I’ve seen chickens starve in the houses because their feet
were stuck in the muck. I’ve seen the catchers stomp, kick,
and slam chickens on the ground. I’ve seen them “cull
the runts” by pulling their heads off. I’ve seen all
the roosters of a breeder house be killed by having their heads
bashed by a metal pipe, since they were too big for our plant
to hang, unlike the spent hens. These spent breeder chickens don’t
go to McDonald’s directly, but they are a by-product of
the industry. These chickens are fed to other chickens as well
as to your pet dog.
What about all the chickens that don’t live long enough

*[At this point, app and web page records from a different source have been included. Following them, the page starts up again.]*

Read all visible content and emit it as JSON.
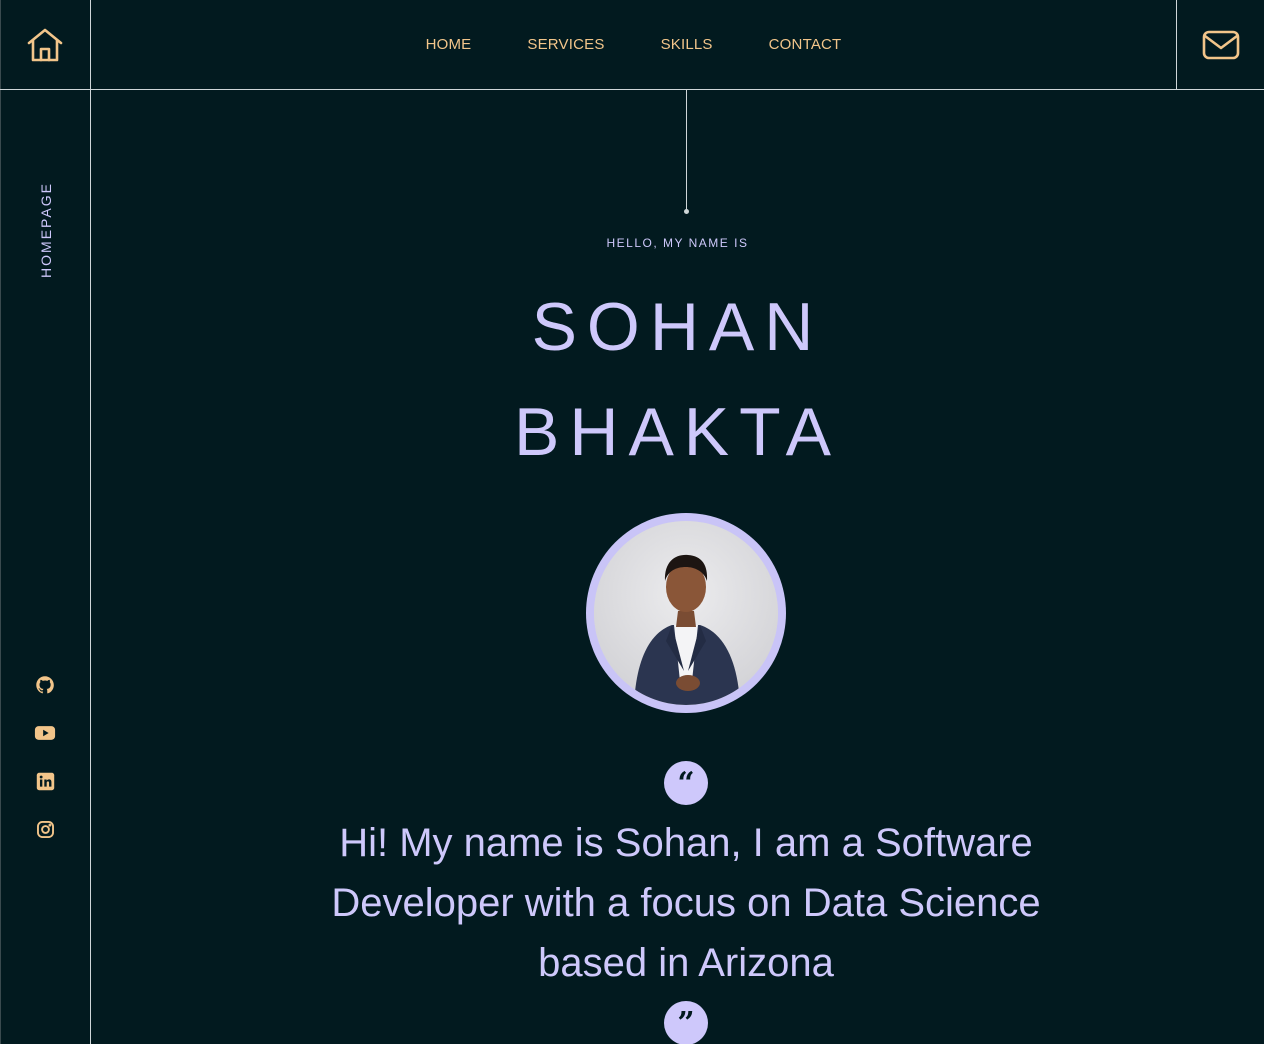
{
  "nav": {
    "items": [
      {
        "label": "HOME"
      },
      {
        "label": "SERVICES"
      },
      {
        "label": "SKILLS"
      },
      {
        "label": "CONTACT"
      }
    ]
  },
  "sidebar": {
    "label": "HOMEPAGE",
    "socials": [
      {
        "icon": "github-icon"
      },
      {
        "icon": "youtube-icon"
      },
      {
        "icon": "linkedin-icon"
      },
      {
        "icon": "instagram-icon"
      }
    ]
  },
  "hero": {
    "greeting": "HELLO, MY NAME IS",
    "first_name": "SOHAN",
    "last_name": "BHAKTA",
    "quote": "Hi! My name is Sohan, I am a Software Developer with a focus on Data Science based in Arizona"
  },
  "colors": {
    "background": "#021a1f",
    "accent": "#f2c58a",
    "lavender": "#cec8fb"
  }
}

to make it to the slaughter plant because they have died of disease
or been killed by cruelty? Technically McDonald’s would
be able to say that their chickens didn’t suffer the cruelty
that killed these chickens. They are wrong. Their chickens suffered
the same conditions and risks, but were unfortunate enough to
survive long enough (a couple of months) to have to suffer the
final cruelty of all, the slaughter.
At the slaughter plant I’ve seen birds scalded alive, pulled
apart, and blown up with dry ice bombs for laughs. I’ve
seen them run over by forklifts. These issues have nothing to
do with antibiotics.
These points don’t list anywhere near the routine cruelty
I have seen through the years, but they would not be addressed
by McDonald’s in this new policy. This new policy might
ban antibiotics used as growth-enhancers, but as long as farmers
raise the birds in the conditions they do, they will have to give
the birds antibiotics just to keep them alive.
Eat vegan AND urge the chicken industry to set specific
welfare standards eliminating the crowding, poor hygiene, forced
rapid growth, and worker abuse of chickens. Request a written
George Watts, President
National Chicken Council
1015 15th Street, NW, Suite 930
Washington DC 20005-2605